§ **WHAT TO PRODUCE**:
A single number is required: how many lines in the data below contain "count".

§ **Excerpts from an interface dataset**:
§ §

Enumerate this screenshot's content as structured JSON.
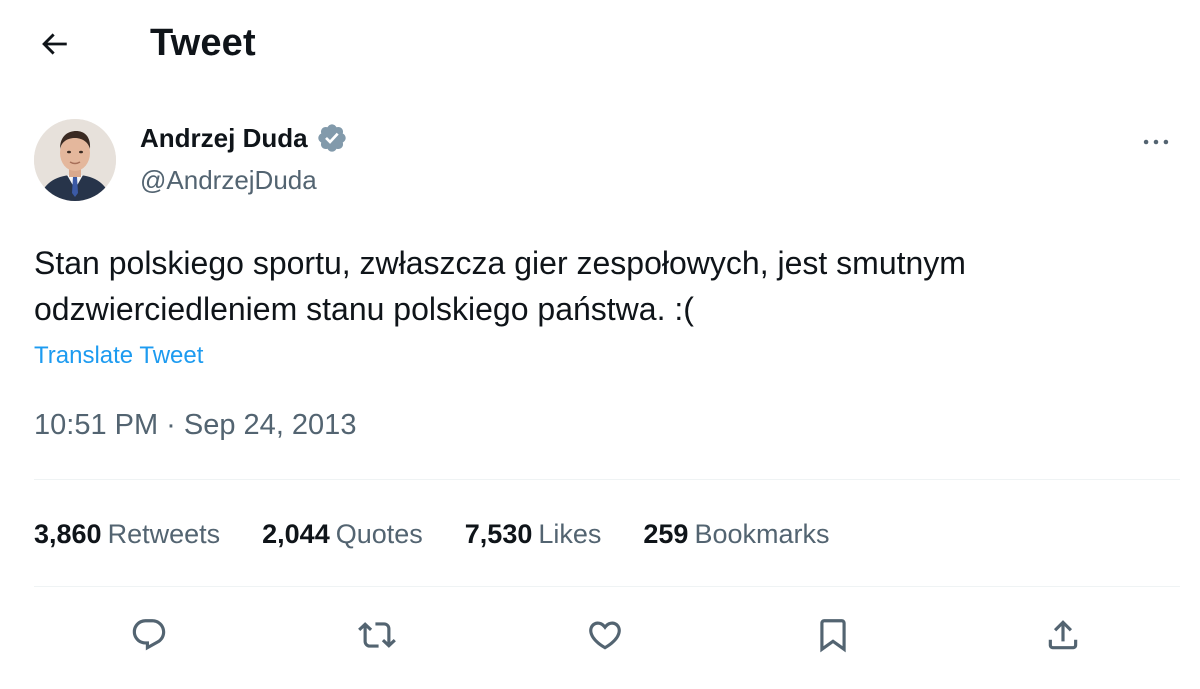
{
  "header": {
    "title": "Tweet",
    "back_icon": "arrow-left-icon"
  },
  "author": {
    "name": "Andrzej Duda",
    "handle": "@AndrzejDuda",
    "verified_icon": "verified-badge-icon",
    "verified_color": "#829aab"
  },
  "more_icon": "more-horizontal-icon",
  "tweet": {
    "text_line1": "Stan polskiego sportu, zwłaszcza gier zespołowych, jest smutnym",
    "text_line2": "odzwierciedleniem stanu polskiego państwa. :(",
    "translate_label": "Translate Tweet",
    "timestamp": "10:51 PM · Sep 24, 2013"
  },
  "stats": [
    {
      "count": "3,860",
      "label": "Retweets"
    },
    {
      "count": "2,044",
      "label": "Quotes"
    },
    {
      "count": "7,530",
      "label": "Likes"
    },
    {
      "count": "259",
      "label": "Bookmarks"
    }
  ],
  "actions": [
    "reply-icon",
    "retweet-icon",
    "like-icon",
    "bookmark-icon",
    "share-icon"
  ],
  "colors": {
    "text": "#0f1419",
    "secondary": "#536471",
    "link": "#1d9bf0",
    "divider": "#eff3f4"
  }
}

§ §

§ **COMPLETED EXERCISE**:
4